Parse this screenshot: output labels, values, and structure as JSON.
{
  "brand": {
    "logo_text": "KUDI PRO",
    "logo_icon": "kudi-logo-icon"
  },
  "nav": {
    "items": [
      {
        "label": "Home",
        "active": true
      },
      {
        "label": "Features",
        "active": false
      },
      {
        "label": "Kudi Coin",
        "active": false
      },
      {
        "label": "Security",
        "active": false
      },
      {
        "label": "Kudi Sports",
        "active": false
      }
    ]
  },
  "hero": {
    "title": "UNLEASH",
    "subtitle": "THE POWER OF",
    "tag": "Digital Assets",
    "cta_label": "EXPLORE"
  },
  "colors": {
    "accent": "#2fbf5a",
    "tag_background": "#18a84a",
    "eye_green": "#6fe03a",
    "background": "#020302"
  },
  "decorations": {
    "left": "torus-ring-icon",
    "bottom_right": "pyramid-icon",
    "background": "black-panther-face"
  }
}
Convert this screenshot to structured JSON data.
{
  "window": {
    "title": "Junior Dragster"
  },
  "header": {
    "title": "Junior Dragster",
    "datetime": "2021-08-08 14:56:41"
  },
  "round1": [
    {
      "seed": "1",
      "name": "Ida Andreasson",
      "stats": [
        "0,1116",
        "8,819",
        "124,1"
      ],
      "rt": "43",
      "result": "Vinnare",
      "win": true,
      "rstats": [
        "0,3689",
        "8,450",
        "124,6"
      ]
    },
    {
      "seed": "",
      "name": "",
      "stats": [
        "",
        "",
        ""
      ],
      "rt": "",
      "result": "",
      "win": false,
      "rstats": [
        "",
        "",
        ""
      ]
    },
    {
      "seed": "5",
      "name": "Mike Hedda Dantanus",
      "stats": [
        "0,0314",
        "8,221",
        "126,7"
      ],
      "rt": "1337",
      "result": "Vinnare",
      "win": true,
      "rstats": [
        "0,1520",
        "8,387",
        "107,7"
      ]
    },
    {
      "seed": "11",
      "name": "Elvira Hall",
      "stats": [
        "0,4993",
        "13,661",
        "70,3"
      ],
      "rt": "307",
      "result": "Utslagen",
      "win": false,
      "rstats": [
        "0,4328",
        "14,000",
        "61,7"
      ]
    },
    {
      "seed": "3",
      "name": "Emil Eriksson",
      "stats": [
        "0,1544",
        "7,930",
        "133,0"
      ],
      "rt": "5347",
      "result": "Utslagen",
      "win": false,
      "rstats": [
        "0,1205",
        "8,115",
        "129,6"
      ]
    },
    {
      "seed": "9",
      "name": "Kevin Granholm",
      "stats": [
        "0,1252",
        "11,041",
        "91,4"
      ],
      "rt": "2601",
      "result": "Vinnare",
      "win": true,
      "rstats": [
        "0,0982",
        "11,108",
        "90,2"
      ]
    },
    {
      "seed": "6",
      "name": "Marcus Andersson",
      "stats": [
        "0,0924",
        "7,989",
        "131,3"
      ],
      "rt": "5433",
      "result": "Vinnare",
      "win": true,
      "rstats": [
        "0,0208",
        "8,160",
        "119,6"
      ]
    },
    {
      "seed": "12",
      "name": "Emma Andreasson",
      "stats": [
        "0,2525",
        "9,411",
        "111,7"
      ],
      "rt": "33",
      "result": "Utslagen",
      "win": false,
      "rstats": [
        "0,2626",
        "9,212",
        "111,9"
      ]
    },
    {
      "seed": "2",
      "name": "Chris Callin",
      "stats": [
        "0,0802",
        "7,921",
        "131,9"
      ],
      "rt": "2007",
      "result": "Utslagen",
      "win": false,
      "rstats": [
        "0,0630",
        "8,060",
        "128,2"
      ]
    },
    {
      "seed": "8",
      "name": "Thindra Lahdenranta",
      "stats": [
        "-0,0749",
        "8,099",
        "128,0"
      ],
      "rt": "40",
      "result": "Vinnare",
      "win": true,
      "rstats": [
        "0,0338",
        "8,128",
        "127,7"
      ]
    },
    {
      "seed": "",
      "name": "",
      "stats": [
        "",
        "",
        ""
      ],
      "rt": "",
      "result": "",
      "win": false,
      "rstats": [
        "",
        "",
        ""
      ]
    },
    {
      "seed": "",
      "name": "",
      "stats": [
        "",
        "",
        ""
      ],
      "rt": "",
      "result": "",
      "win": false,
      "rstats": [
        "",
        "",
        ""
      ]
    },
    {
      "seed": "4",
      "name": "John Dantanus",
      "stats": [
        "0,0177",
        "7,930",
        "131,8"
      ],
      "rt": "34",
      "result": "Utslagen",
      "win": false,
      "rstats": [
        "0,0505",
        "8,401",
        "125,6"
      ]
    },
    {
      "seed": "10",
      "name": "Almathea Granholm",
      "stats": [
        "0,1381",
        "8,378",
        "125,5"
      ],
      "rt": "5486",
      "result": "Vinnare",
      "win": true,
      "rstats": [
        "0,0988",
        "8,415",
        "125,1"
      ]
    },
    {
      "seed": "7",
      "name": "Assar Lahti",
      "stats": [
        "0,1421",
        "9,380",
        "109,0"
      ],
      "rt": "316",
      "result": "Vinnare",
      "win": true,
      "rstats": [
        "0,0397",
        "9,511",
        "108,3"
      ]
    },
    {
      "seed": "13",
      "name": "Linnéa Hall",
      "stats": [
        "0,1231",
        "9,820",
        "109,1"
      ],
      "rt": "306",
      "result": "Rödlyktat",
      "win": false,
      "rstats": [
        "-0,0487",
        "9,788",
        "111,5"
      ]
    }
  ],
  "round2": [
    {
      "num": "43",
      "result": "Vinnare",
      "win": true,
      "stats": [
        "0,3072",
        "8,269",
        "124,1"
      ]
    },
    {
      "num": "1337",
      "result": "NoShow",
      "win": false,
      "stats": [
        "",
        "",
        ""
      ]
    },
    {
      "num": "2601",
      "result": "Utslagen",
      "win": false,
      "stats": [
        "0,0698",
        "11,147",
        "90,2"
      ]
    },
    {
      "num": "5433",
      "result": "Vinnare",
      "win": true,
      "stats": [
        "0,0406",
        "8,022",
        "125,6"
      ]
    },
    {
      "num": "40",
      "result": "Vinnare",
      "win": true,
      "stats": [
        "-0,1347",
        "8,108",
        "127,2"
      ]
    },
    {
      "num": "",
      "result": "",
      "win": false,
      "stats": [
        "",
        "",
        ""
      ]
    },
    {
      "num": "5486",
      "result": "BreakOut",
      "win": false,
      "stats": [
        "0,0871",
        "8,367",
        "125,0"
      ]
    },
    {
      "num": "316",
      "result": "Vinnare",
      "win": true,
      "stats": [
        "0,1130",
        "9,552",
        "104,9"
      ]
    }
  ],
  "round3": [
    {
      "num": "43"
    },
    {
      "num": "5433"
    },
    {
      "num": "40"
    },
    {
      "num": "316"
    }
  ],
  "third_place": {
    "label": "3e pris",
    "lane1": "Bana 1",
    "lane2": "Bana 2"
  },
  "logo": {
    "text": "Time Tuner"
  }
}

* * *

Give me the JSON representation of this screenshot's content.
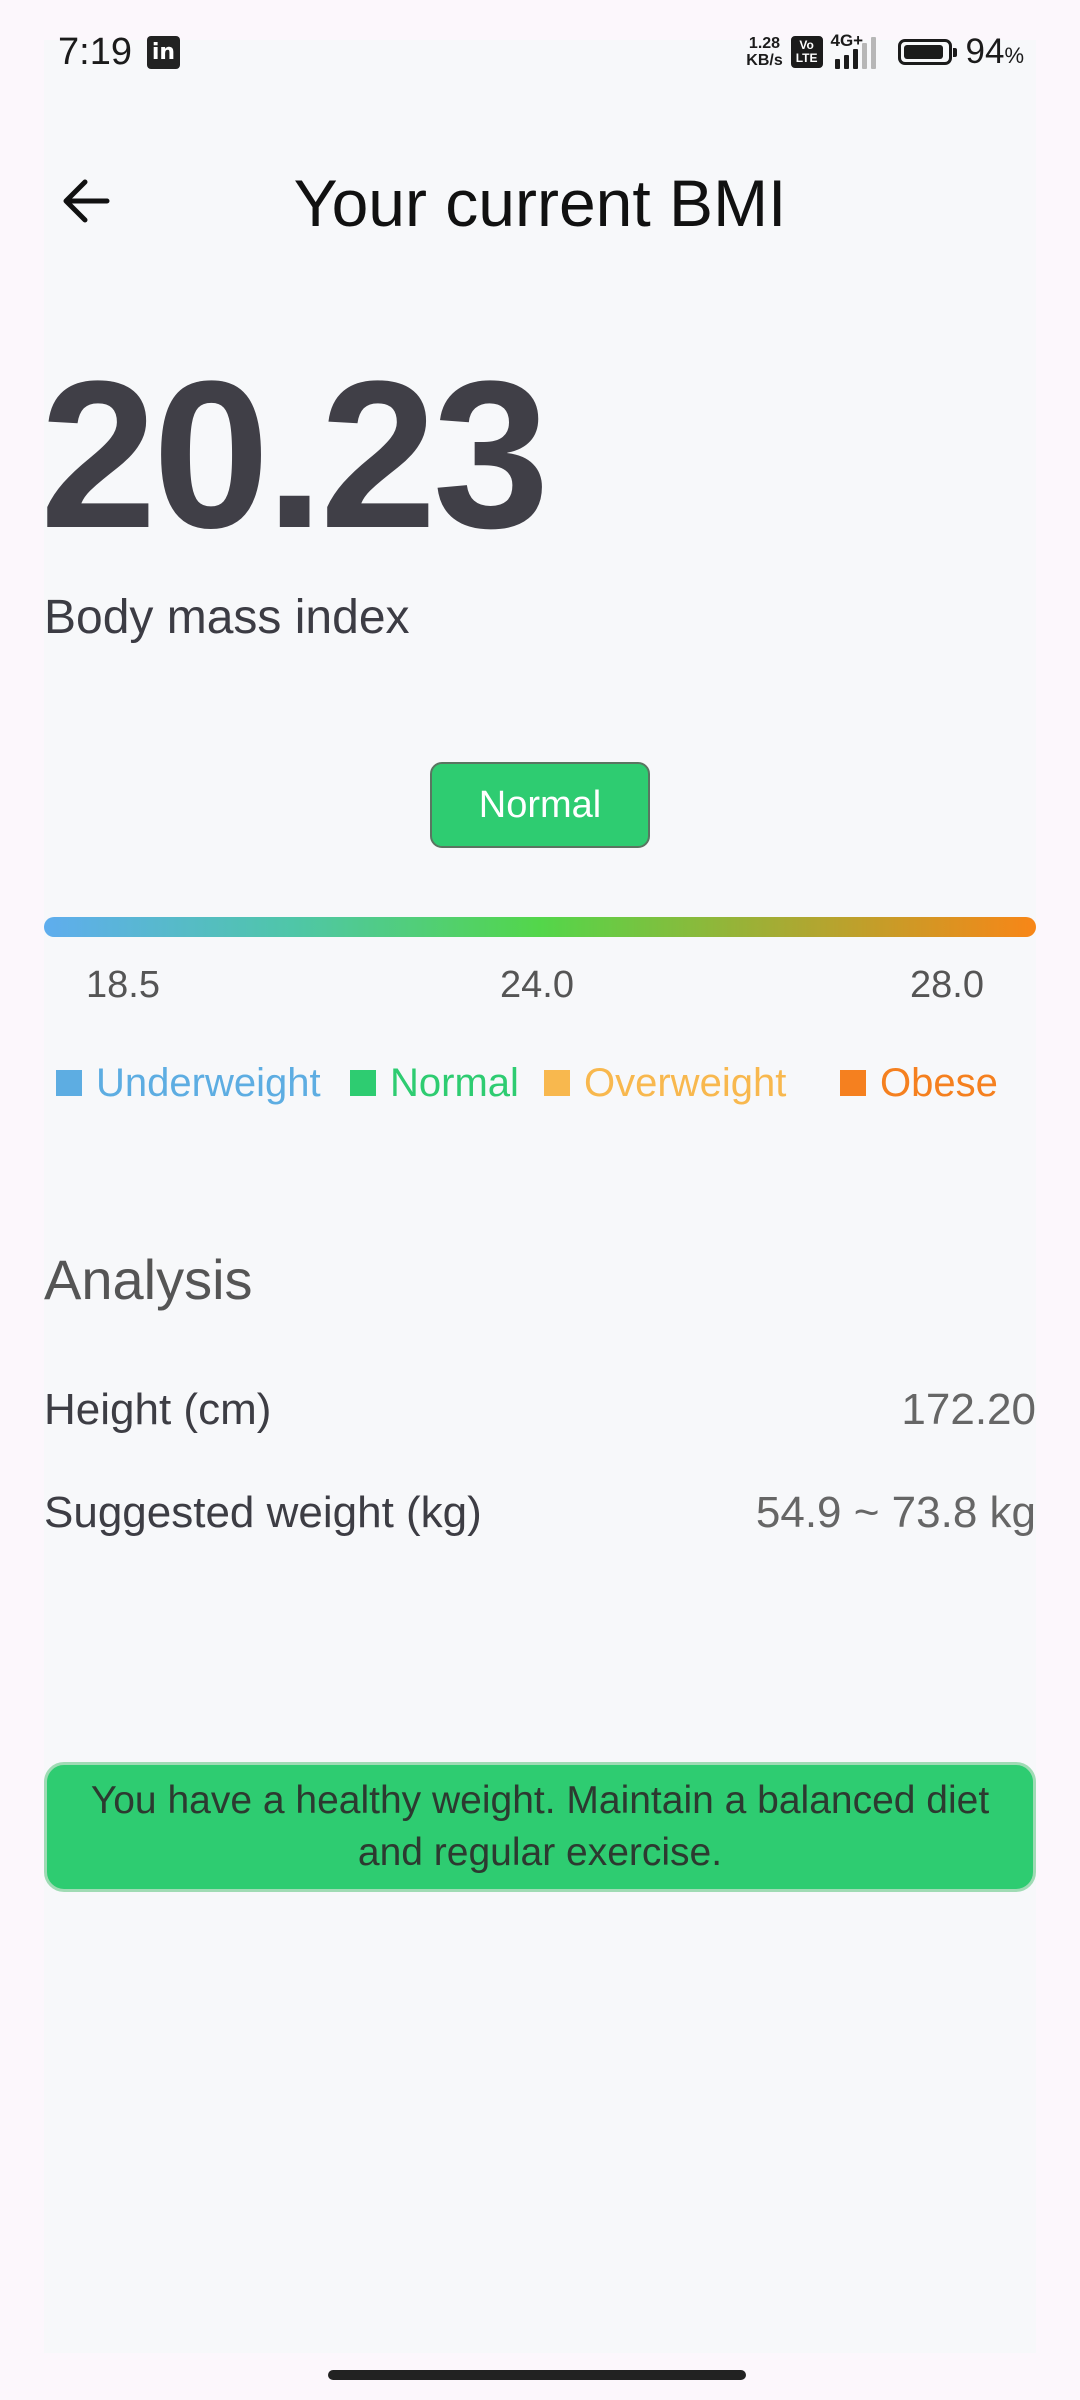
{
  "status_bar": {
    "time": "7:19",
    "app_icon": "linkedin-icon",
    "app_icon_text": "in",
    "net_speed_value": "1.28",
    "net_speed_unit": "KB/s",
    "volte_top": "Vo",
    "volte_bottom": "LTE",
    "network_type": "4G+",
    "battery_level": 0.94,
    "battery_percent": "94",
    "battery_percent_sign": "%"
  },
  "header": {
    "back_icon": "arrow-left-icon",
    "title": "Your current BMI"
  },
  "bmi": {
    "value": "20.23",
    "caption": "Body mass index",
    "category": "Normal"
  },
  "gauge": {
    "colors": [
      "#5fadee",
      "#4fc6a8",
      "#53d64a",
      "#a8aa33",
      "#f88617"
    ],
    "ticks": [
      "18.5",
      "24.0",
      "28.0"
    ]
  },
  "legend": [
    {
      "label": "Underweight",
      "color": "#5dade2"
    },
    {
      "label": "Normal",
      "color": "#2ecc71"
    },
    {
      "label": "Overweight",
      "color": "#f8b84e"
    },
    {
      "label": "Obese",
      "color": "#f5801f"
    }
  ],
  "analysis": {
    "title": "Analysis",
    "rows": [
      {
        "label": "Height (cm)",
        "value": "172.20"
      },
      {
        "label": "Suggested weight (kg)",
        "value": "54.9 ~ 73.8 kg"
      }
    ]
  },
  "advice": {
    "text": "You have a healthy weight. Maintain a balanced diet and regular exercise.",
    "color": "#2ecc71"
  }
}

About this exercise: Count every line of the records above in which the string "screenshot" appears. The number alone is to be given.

Problem solution: 3